    • Gwizdka, J. & Cole, M.J. (2007). Finding it on Google, finding it on del.icio.us. In L. Kovács, N. Fuhr, & C. Meghini (Eds.), Lecture notes in computer science (LNCS): Vol. 4765. Research and advanced technology for digital libraries, ECDL’2007. (pp. 559-562). Springer-Verlag
  • 27. Extra Slides
    • Intro to Reading model
    • Tag cloud examples
  • 28. Introducing Reading Model
    • Scanning fixations provide some semantic information
      • limited to foveal visual field (1° visual acuity) (Rayner & Fischer, 1996)
    • Reading fixation sequences provide more information than isolated “scanning” fixations
      • information is gained from the larger parafoveal region (5° beyond foveal focus; asymmetrical, in dir of reading) (Rayner et al., 2003)

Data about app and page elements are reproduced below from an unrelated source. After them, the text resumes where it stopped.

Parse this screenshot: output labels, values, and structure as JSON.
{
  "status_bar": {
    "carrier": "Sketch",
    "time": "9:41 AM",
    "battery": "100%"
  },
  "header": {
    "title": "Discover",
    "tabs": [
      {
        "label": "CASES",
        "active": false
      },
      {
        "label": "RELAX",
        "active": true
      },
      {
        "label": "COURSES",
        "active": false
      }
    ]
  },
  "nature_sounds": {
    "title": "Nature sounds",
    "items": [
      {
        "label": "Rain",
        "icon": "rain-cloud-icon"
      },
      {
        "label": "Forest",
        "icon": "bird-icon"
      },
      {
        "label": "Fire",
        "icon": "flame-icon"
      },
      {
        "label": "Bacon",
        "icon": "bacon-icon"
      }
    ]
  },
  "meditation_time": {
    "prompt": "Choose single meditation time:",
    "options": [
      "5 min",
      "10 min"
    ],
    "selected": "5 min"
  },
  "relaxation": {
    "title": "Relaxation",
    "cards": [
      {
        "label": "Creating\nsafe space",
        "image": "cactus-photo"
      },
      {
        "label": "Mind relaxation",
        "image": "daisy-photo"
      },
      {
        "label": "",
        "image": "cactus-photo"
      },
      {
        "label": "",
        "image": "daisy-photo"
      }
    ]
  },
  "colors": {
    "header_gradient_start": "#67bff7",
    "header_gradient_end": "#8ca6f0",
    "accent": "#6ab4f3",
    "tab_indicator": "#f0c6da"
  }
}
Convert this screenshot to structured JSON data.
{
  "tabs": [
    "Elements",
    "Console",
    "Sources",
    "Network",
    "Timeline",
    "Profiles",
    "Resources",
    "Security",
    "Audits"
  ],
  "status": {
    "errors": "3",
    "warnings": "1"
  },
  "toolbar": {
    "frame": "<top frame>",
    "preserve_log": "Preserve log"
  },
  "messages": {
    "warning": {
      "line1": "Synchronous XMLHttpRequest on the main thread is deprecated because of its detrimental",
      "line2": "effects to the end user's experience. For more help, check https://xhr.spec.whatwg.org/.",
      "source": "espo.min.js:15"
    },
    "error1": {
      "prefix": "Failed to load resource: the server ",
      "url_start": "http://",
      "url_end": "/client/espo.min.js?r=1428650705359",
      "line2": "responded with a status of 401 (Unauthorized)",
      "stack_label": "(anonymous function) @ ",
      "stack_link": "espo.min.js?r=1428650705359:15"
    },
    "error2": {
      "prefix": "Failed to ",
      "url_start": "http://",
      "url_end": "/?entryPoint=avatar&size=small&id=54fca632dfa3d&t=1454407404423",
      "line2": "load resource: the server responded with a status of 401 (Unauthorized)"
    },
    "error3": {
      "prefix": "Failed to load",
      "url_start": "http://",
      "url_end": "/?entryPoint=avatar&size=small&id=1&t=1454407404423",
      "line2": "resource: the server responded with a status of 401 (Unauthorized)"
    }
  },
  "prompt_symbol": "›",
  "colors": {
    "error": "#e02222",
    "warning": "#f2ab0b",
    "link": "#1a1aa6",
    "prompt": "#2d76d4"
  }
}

      • some types of semantic information is available only through reading sequences
    • We implemented the E-Z Reader reading model (Reichle et al., 2006)
      • Lexical fixations duration >113 ms (Reingold & Rayner, 2006)
      • Each lexical fixation is classified to Scanning or Reading (S,R)
      • These sequences used to create a two-state model
  • 29. Reading Model – States and Characteristics
    • Two states: transition probabilities
    • Number of lexical fixations and duration
  • 30. Example Reading Sequence
  • 31. Tag Clouds Everywhere!